Try to use gender-neutral language where possible: ‘his or her’ or ‘their’ rather than just ‘his’.


The following models for notes and the bibliography are taken with a few changes from the guidelines set forth in The Chicago Manual of Style, 15th ed. (Chicago: University of Chicago Press, 2003). For each type of source, a model note appears first, followed by a model bibliography entry. In all cases, the model note shows the format you should use when citing a source for the first time. Subsequent citations should give the author’s last name and, if more than one work by that author is being cited, an abbreviated form of the title adequate to distinguish it, as in the first three examples (but not thereafter) below.

Note: ALWAYS avoid “Ivi” and “Ibidem”

Basic format for a printed book

First note:  William H. Rehnquist, The Supreme Court: A History (New York: Knopf, 2001), p. 204.

Subsequent notes:  Rehnquist, p. 207. or Rehnquist, Supreme Court, p. 207.

Two or three authors

First note:  Michael D. Coe and Mark Van Stone, Reading the Maya Glyphs (London: Thames & Hudson, 2002), pp. 129-30.

Coe and Stone, pp. 130-35. OR Coe and Stone, Reading, pp. 130-35.

Four or more authors

First note:  Lynn Hunt et al., The Making of the West: Peoples and Cultures (Boston: Bedford, 2001), p. 541.

Hunt et al., pp. 542-5. OR Hunt et al., Making, pp. 542-5.   [etc, below]

Online book

First note:  Heinz Kramer, A Changing Turkey: The Challenge to Europe and the United States (Washington, DC: Brookings Press, 2000), p. 85, http://brookings.nap.edu/books/0815750234/html/index.html.

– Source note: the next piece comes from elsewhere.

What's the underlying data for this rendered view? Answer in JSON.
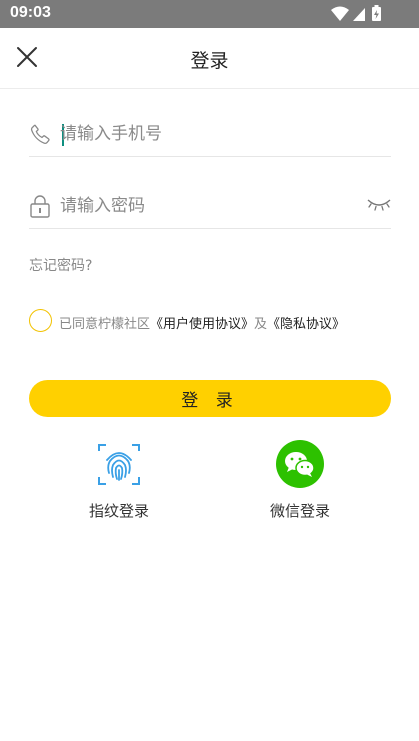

Unknown author

First note:  The Men’s League Handbook on Women’s Suffrage (London, 1912), p. 23.

Edited work without an author

First note:  Jack Beatty (ed.), Colossus: How the Corporation Changed America (New York: Broadway Books, 2001), p. 127.

Edited work with an author

First note:  Ted Poston, A First Draft of History, ed. Kathleen A. Hauke (Athens: University of Georgia Press, 2000), p. 46.

Translated work

First note:  Tonino Guerra, Abandoned Places, trans. Adria Bernardi (Barcelona: Guernica, 1999), p. 71.

Edition other than the first

First note:  Andrew F. Rolle, California: A History, 5th ed. (Wheeling, IL: Harlan Davidson, 1998), p. 243.

Volume in a multivolume work

First note:  James M. McPherson, Ordeal by Fire, vol. 2, The Civil War (New York: McGraw-Hill, 1993), p. 205.

Work in an anthology or Article in a collection

First note:  Zora Neale Hurston, ‘From Dust Tracks on a Road,’ in The Norton Book of American Autobiography, ed. Jay Parini (New York: Norton, 1999), pp. 333-43.

Letter in a published collection

First note:  Thomas Gainsborough to Elizabeth Rasse, 1753, in The Letters of Thomas Gainsborough, ed. John Hayes (New Haven: Yale University Press, 2001), p. 5.

Line references from Shakespeare and early modern drama 

Should be given as follows: 1.3.44-46; 2.4.280-86 and NOT I.iii.44-46; II.iv.280-86.

Work in a series

First note:  R. Keith Schoppa, The Columbia Guide to Modern Chinese HistoryColumbia Guides to Asian History (New York: Columbia University Press, 2000), pp. 256-58.

Encyclopedia or dictionary entry

Encyclopaedia Britannica, 15th ed., s.v. ‘Monroe Doctrine.’

Article in a journal

First note:  Jonathan Zimmerman, ‘Ethnicity and the History Wars in the 1920s,’ Journal of American History 87, 1 (2000): pp. 92-111.

Journal article published online (If the article is paginated, give a page number in the note and a page range in the bibliography).

First note:  Linda Belau, ‘Trauma and the Material Signifier,’ Postmodern Culture 11, no. 2 (2001): par. 6, http://www.iath.virginia.edu/pmc/text-only/issue.101/11.2belau.txt.

Book review

First note:  Nancy Gabin, review of The Other Feminists: Activists in the Liberal Establishment, by Susan M. Hartman, Journal of Women’s History 12, 3 (2000): p. 230.

Unpublished dissertation

First note:  Stephanie Lynn Budin, The Origins of Aphrodite (PhD diss., University of Pennsylvania, 2000), pp. 301-2.

Video or DVD

First note:  The Secret of Roan Inish, DVD, directed by John Sayles (1993; Culver City, CA: Columbia Tristar Home Video, 2000).

Source quoted in another source

First note:  Adam Smith, The Wealth of Nations (New York: Random House, 1965), p. 11, cit. in Mark Skousen, The Making of Modern Economics: The Lives and the Ideas of the Great Thinkers (Armonk, NY: M. E. Sharpe, 2001), p. 15.